Start of Given data
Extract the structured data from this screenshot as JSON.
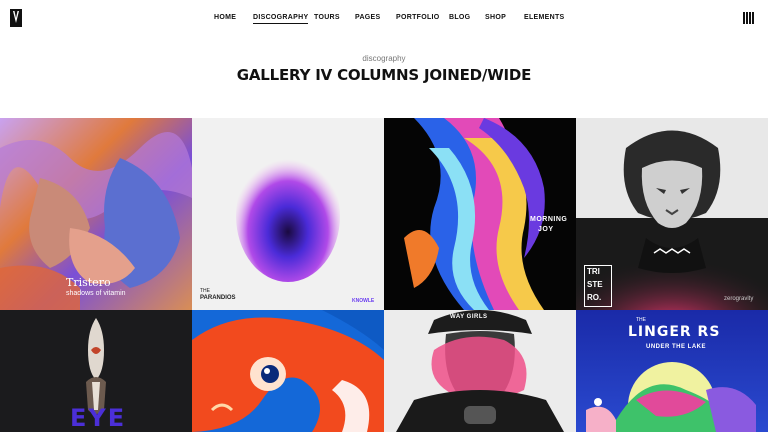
{
  "nav": {
    "items": [
      "HOME",
      "DISCOGRAPHY",
      "TOURS",
      "PAGES",
      "PORTFOLIO",
      "BLOG",
      "SHOP",
      "ELEMENTS"
    ],
    "active": "DISCOGRAPHY"
  },
  "page": {
    "eyebrow": "discography",
    "title": "GALLERY IV COLUMNS JOINED/WIDE"
  },
  "gallery": {
    "tiles": [
      {
        "name": "album-tristero",
        "lines": [
          "Tristero",
          "shadows of vitamin"
        ]
      },
      {
        "name": "album-the-parandios",
        "lines": [
          "THE",
          "PARANDIOS",
          "KNOWLE"
        ]
      },
      {
        "name": "album-morning-joy",
        "lines": [
          "MORNING",
          "JOY"
        ]
      },
      {
        "name": "album-triste-ro",
        "lines": [
          "TRI",
          "STE",
          "RO.",
          "zerogravity"
        ]
      },
      {
        "name": "album-eye",
        "lines": [
          "EYE"
        ]
      },
      {
        "name": "album-fish-art",
        "lines": []
      },
      {
        "name": "album-portrait-hat",
        "lines": [
          "WAY GIRLS"
        ]
      },
      {
        "name": "album-the-lingerers",
        "lines": [
          "LINGER RS",
          "THE",
          "UNDER THE LAKE"
        ]
      }
    ]
  }
}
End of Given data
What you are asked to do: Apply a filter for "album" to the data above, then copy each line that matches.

Finished exercise:
        "name": "album-tristero",
        "name": "album-the-parandios",
        "name": "album-morning-joy",
        "name": "album-triste-ro",
        "name": "album-eye",
        "name": "album-fish-art",
        "name": "album-portrait-hat",
        "name": "album-the-lingerers",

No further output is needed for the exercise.